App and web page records
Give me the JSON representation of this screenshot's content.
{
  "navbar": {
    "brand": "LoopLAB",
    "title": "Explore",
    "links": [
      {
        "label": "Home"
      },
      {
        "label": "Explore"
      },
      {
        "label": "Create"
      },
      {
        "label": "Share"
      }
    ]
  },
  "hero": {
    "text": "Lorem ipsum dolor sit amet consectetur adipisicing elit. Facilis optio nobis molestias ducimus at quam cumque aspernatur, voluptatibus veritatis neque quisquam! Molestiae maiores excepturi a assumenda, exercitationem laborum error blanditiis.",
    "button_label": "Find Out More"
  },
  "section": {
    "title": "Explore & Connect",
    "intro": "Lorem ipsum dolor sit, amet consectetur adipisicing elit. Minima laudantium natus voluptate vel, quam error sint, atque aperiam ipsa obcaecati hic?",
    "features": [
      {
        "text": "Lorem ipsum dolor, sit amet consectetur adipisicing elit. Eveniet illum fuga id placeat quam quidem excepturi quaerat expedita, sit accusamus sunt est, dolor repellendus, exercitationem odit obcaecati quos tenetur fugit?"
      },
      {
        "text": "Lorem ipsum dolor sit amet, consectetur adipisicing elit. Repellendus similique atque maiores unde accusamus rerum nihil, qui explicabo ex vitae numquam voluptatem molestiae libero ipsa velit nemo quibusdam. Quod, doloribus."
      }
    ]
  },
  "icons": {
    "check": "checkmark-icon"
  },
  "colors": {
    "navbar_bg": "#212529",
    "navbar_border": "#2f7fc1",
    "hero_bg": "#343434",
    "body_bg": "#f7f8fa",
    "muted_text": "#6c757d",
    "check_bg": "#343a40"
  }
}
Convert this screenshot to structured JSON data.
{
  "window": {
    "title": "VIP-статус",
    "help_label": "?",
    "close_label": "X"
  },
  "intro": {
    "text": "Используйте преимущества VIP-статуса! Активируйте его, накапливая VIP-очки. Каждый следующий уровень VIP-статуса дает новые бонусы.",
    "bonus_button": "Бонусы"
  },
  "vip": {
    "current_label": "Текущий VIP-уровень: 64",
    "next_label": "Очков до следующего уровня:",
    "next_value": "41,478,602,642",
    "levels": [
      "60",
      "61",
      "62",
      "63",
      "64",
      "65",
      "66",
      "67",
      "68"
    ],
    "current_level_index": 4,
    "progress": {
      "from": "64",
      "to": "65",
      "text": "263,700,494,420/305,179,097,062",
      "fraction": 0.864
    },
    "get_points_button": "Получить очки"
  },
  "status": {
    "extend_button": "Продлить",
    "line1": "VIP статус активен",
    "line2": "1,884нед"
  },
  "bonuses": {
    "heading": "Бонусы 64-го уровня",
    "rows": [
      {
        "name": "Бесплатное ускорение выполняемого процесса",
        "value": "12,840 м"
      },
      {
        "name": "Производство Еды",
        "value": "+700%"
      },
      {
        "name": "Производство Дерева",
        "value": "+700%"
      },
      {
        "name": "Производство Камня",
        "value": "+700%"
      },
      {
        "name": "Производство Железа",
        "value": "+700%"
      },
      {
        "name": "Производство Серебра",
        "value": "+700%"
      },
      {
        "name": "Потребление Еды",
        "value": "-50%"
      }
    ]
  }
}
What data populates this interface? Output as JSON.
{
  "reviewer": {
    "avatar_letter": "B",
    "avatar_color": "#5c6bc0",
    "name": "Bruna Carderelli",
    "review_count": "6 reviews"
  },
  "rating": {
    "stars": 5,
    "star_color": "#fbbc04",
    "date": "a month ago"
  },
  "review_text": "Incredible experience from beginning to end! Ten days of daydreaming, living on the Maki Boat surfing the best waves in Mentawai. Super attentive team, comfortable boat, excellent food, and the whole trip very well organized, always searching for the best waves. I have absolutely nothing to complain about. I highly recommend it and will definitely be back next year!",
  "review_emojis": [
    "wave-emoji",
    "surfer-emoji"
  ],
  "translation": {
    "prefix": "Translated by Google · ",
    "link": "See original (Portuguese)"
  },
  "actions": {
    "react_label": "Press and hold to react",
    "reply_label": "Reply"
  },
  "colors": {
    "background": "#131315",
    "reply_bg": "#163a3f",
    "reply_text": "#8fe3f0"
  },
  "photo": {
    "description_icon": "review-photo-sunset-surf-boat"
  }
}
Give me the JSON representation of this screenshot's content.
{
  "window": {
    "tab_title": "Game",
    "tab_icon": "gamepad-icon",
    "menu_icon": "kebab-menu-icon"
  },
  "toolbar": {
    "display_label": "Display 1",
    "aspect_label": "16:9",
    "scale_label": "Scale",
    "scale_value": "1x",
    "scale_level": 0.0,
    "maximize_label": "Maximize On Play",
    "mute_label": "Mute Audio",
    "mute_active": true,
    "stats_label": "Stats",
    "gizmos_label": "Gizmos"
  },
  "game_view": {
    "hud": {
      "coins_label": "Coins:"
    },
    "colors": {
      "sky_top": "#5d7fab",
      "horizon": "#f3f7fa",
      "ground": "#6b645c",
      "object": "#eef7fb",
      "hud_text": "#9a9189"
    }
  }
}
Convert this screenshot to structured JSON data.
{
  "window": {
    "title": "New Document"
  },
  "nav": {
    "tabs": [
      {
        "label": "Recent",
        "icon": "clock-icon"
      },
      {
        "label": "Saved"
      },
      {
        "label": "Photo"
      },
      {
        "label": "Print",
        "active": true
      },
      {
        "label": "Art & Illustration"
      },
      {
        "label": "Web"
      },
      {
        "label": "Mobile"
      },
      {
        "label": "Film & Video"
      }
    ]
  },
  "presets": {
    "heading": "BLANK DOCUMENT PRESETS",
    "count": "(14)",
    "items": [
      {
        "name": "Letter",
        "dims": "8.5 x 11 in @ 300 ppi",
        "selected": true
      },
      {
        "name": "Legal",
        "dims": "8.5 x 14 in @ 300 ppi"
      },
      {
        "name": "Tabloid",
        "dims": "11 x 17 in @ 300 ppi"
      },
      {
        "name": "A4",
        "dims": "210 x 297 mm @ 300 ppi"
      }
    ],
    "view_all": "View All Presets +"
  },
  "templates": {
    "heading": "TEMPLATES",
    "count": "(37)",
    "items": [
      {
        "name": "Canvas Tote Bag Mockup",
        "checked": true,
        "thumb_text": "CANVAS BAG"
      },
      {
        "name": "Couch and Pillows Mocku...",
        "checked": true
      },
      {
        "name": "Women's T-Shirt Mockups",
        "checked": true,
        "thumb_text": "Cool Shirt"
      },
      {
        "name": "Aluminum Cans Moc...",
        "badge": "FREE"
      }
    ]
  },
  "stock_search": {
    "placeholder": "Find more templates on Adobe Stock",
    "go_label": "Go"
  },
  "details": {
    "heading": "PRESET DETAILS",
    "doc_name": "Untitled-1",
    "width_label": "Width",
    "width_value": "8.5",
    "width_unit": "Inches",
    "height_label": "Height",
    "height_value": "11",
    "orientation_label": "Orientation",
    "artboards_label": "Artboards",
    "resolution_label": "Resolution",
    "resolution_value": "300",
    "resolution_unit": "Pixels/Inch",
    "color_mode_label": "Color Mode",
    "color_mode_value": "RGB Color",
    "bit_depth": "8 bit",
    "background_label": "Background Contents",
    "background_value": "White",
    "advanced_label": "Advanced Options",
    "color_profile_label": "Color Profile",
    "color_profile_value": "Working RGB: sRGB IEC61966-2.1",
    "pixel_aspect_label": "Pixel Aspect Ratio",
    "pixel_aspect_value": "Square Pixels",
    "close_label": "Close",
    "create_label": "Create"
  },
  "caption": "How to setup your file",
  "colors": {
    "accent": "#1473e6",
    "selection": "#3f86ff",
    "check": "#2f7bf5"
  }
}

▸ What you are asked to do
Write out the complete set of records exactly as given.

▸ Answer below
Give me the JSON representation of this screenshot's content.
{
  "navbar": {
    "brand": "LoopLAB",
    "title": "Explore",
    "links": [
      {
        "label": "Home"
      },
      {
        "label": "Explore"
      },
      {
        "label": "Create"
      },
      {
        "label": "Share"
      }
    ]
  },
  "hero": {
    "text": "Lorem ipsum dolor sit amet consectetur adipisicing elit. Facilis optio nobis molestias ducimus at quam cumque aspernatur, voluptatibus veritatis neque quisquam! Molestiae maiores excepturi a assumenda, exercitationem laborum error blanditiis.",
    "button_label": "Find Out More"
  },
  "section": {
    "title": "Explore & Connect",
    "intro": "Lorem ipsum dolor sit, amet consectetur adipisicing elit. Minima laudantium natus voluptate vel, quam error sint, atque aperiam ipsa obcaecati hic?",
    "features": [
      {
        "text": "Lorem ipsum dolor, sit amet consectetur adipisicing elit. Eveniet illum fuga id placeat quam quidem excepturi quaerat expedita, sit accusamus sunt est, dolor repellendus, exercitationem odit obcaecati quos tenetur fugit?"
      },
      {
        "text": "Lorem ipsum dolor sit amet, consectetur adipisicing elit. Repellendus similique atque maiores unde accusamus rerum nihil, qui explicabo ex vitae numquam voluptatem molestiae libero ipsa velit nemo quibusdam. Quod, doloribus."
      }
    ]
  },
  "icons": {
    "check": "checkmark-icon"
  },
  "colors": {
    "navbar_bg": "#212529",
    "navbar_border": "#2f7fc1",
    "hero_bg": "#343434",
    "body_bg": "#f7f8fa",
    "muted_text": "#6c757d",
    "check_bg": "#343a40"
  }
}
Convert this screenshot to structured JSON data.
{
  "window": {
    "title": "VIP-статус",
    "help_label": "?",
    "close_label": "X"
  },
  "intro": {
    "text": "Используйте преимущества VIP-статуса! Активируйте его, накапливая VIP-очки. Каждый следующий уровень VIP-статуса дает новые бонусы.",
    "bonus_button": "Бонусы"
  },
  "vip": {
    "current_label": "Текущий VIP-уровень: 64",
    "next_label": "Очков до следующего уровня:",
    "next_value": "41,478,602,642",
    "levels": [
      "60",
      "61",
      "62",
      "63",
      "64",
      "65",
      "66",
      "67",
      "68"
    ],
    "current_level_index": 4,
    "progress": {
      "from": "64",
      "to": "65",
      "text": "263,700,494,420/305,179,097,062",
      "fraction": 0.864
    },
    "get_points_button": "Получить очки"
  },
  "status": {
    "extend_button": "Продлить",
    "line1": "VIP статус активен",
    "line2": "1,884нед"
  },
  "bonuses": {
    "heading": "Бонусы 64-го уровня",
    "rows": [
      {
        "name": "Бесплатное ускорение выполняемого процесса",
        "value": "12,840 м"
      },
      {
        "name": "Производство Еды",
        "value": "+700%"
      },
      {
        "name": "Производство Дерева",
        "value": "+700%"
      },
      {
        "name": "Производство Камня",
        "value": "+700%"
      },
      {
        "name": "Производство Железа",
        "value": "+700%"
      },
      {
        "name": "Производство Серебра",
        "value": "+700%"
      },
      {
        "name": "Потребление Еды",
        "value": "-50%"
      }
    ]
  }
}
What data populates this interface? Output as JSON.
{
  "reviewer": {
    "avatar_letter": "B",
    "avatar_color": "#5c6bc0",
    "name": "Bruna Carderelli",
    "review_count": "6 reviews"
  },
  "rating": {
    "stars": 5,
    "star_color": "#fbbc04",
    "date": "a month ago"
  },
  "review_text": "Incredible experience from beginning to end! Ten days of daydreaming, living on the Maki Boat surfing the best waves in Mentawai. Super attentive team, comfortable boat, excellent food, and the whole trip very well organized, always searching for the best waves. I have absolutely nothing to complain about. I highly recommend it and will definitely be back next year!",
  "review_emojis": [
    "wave-emoji",
    "surfer-emoji"
  ],
  "translation": {
    "prefix": "Translated by Google · ",
    "link": "See original (Portuguese)"
  },
  "actions": {
    "react_label": "Press and hold to react",
    "reply_label": "Reply"
  },
  "colors": {
    "background": "#131315",
    "reply_bg": "#163a3f",
    "reply_text": "#8fe3f0"
  },
  "photo": {
    "description_icon": "review-photo-sunset-surf-boat"
  }
}
Give me the JSON representation of this screenshot's content.
{
  "window": {
    "tab_title": "Game",
    "tab_icon": "gamepad-icon",
    "menu_icon": "kebab-menu-icon"
  },
  "toolbar": {
    "display_label": "Display 1",
    "aspect_label": "16:9",
    "scale_label": "Scale",
    "scale_value": "1x",
    "scale_level": 0.0,
    "maximize_label": "Maximize On Play",
    "mute_label": "Mute Audio",
    "mute_active": true,
    "stats_label": "Stats",
    "gizmos_label": "Gizmos"
  },
  "game_view": {
    "hud": {
      "coins_label": "Coins:"
    },
    "colors": {
      "sky_top": "#5d7fab",
      "horizon": "#f3f7fa",
      "ground": "#6b645c",
      "object": "#eef7fb",
      "hud_text": "#9a9189"
    }
  }
}
Convert this screenshot to structured JSON data.
{
  "window": {
    "title": "New Document"
  },
  "nav": {
    "tabs": [
      {
        "label": "Recent",
        "icon": "clock-icon"
      },
      {
        "label": "Saved"
      },
      {
        "label": "Photo"
      },
      {
        "label": "Print",
        "active": true
      },
      {
        "label": "Art & Illustration"
      },
      {
        "label": "Web"
      },
      {
        "label": "Mobile"
      },
      {
        "label": "Film & Video"
      }
    ]
  },
  "presets": {
    "heading": "BLANK DOCUMENT PRESETS",
    "count": "(14)",
    "items": [
      {
        "name": "Letter",
        "dims": "8.5 x 11 in @ 300 ppi",
        "selected": true
      },
      {
        "name": "Legal",
        "dims": "8.5 x 14 in @ 300 ppi"
      },
      {
        "name": "Tabloid",
        "dims": "11 x 17 in @ 300 ppi"
      },
      {
        "name": "A4",
        "dims": "210 x 297 mm @ 300 ppi"
      }
    ],
    "view_all": "View All Presets +"
  },
  "templates": {
    "heading": "TEMPLATES",
    "count": "(37)",
    "items": [
      {
        "name": "Canvas Tote Bag Mockup",
        "checked": true,
        "thumb_text": "CANVAS BAG"
      },
      {
        "name": "Couch and Pillows Mocku...",
        "checked": true
      },
      {
        "name": "Women's T-Shirt Mockups",
        "checked": true,
        "thumb_text": "Cool Shirt"
      },
      {
        "name": "Aluminum Cans Moc...",
        "badge": "FREE"
      }
    ]
  },
  "stock_search": {
    "placeholder": "Find more templates on Adobe Stock",
    "go_label": "Go"
  },
  "details": {
    "heading": "PRESET DETAILS",
    "doc_name": "Untitled-1",
    "width_label": "Width",
    "width_value": "8.5",
    "width_unit": "Inches",
    "height_label": "Height",
    "height_value": "11",
    "orientation_label": "Orientation",
    "artboards_label": "Artboards",
    "resolution_label": "Resolution",
    "resolution_value": "300",
    "resolution_unit": "Pixels/Inch",
    "color_mode_label": "Color Mode",
    "color_mode_value": "RGB Color",
    "bit_depth": "8 bit",
    "background_label": "Background Contents",
    "background_value": "White",
    "advanced_label": "Advanced Options",
    "color_profile_label": "Color Profile",
    "color_profile_value": "Working RGB: sRGB IEC61966-2.1",
    "pixel_aspect_label": "Pixel Aspect Ratio",
    "pixel_aspect_value": "Square Pixels",
    "close_label": "Close",
    "create_label": "Create"
  },
  "caption": "How to setup your file",
  "colors": {
    "accent": "#1473e6",
    "selection": "#3f86ff",
    "check": "#2f7bf5"
  }
}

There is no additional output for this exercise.